The Tribunal agreed with the Department’s position, namely that that sections 5.79 to s 5.86 of the Act require disclosure of each one of the various types of matters covered by the provisions.

In addition, there is no requirement on the Tribunal to avoid duplicity (a legal term that describes the prohibited procedural situation of unfairly charging a person for more than one offence in the same indictment). Pursuant to section 32(2) or the State Administrative Tribunal Act 2004 (WA), the Tribunal is required to act according to equity and good conscience and the substantial merits of the case and without regard to technicalities and legal forms.

In this case, the Tribunal overcame the legal prohibition by first allowing Ms Scaffidi to address each allegation of failure to make disclosure for each separate gift or travel contribution distinctly, and then determining each allegation separately.

This approach effectively magnified the negative publicity attached to the process and seems to be in keeping with the idea that the currency of the gift disclosure regime is political capital, rather than the principles of punishment that one would normally associate with criminal or statutory offences.


Lesson 5 – There is no defence of “honest and reasonable, but mistaken, belief” to proceedings under the gift disclosure regime


Ms Scaffidi argued that in relation to some of the alleged breaches, section 24 of the Criminal Code Act Compilation Act 1913 (WA) would apply as a defence. Section 24 provides for a defence where a person commits an act or omission under an honest and reasonable, but mistaken, belief in the existence of a state of things.

 The Tribunal decided that on a proper construction of section 5.78 of the Act, this defence is excluded by implication.
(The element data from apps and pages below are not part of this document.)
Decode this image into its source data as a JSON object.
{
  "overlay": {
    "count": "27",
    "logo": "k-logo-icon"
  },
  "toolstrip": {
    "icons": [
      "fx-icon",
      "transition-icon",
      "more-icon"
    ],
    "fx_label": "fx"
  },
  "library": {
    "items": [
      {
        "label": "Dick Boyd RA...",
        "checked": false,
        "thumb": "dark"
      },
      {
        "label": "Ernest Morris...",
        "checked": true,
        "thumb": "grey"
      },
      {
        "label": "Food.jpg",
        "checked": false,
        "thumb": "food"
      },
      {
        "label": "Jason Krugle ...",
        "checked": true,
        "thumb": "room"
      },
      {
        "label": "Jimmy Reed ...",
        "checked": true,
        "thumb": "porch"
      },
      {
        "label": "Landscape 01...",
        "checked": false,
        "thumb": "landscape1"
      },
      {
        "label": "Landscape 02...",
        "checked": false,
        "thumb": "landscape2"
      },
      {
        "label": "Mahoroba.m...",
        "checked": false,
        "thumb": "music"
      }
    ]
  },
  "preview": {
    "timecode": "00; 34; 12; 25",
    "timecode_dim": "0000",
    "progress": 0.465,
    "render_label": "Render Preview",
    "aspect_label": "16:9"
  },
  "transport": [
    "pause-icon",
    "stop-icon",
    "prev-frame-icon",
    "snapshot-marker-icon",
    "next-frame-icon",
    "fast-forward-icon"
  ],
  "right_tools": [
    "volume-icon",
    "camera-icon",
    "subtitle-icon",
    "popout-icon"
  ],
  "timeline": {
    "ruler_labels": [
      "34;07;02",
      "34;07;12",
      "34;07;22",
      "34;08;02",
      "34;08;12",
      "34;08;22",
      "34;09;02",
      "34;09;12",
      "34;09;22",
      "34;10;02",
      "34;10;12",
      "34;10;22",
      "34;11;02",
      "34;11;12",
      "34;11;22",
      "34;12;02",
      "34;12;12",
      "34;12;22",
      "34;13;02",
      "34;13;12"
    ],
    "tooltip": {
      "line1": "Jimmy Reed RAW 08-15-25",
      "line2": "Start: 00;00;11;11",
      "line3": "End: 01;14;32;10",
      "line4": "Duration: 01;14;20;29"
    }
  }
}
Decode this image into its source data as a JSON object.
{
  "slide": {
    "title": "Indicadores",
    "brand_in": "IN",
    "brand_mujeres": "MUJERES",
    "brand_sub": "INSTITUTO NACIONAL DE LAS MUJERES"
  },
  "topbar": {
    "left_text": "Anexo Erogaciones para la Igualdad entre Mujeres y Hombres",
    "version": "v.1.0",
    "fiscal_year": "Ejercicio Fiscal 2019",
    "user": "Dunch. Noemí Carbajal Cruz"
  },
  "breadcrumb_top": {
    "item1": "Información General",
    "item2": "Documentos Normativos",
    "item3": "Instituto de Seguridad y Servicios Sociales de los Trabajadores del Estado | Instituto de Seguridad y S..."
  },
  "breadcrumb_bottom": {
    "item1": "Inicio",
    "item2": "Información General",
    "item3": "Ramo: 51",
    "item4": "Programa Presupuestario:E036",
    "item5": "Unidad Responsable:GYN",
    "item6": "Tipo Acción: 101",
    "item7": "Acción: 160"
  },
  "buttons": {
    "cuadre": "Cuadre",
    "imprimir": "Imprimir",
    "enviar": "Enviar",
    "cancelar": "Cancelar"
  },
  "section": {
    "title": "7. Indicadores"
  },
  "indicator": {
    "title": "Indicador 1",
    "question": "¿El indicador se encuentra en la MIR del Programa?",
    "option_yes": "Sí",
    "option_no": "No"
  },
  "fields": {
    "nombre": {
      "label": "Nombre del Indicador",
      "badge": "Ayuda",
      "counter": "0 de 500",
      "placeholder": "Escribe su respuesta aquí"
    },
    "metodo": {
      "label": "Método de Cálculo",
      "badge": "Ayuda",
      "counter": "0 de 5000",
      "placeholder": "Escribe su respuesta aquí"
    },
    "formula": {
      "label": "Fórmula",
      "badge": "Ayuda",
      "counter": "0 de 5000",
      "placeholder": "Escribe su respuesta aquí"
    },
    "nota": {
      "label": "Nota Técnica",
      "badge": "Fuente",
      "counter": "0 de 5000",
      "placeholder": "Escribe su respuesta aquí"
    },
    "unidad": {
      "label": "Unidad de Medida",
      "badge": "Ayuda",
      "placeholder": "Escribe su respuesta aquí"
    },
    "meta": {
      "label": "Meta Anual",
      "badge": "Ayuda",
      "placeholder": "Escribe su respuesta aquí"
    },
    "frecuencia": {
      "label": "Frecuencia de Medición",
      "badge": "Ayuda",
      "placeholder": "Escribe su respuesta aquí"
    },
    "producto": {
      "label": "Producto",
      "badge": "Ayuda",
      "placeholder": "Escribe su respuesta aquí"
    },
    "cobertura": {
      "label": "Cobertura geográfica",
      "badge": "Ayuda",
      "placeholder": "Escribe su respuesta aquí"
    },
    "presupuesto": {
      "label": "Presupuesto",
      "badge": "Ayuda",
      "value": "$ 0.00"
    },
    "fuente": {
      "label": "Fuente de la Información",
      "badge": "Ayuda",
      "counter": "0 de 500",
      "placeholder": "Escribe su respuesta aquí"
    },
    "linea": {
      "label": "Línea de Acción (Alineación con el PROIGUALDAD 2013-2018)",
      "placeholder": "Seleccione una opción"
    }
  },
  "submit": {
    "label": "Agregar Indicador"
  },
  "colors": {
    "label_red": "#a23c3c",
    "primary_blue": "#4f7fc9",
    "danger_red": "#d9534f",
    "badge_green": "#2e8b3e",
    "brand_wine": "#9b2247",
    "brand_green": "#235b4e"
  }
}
Even if Section 24 was not excluded, the Tribunal held that, under cross examination, Ms Scaffidi did not establish that she held a mistaken belief that the City of Perth funded certain expenditures and did not receive reimbursement from third parties for them. The Tribunal referred to a number of occasions where Ms Scaffidi had checked that her travel costs were being paid for by third parties. The Tribunal was therefore of the view that even if she had held the belief, she could not have done so on a reasonable basis.




The above points are a good indication that local governments should consider reviewing their disclosure practices and update the knowledge of their officers and councillors.

Good practices include being consistent in making disclosures, and keeping one’s own records of disclosures and training.

There are other lessons to be learned from this case, which still some way to run yet. Those will be discussed in follow-up articles to be published after the Tribunal has handed down its penalties on 21 June 2017 – and also after the Supreme Court determines the appeal that Ms Scaffidi has lodged against the Tribunal’s decision of 9 May 2017.



Anthony Quahe

Managing Principal

9200 4900


Disclaimer: This article provides a general summary of subject matter and does not constitute legal advice. The law may change and circumstances may differ. Therefore, you should seek legal advice for your specific circumstances.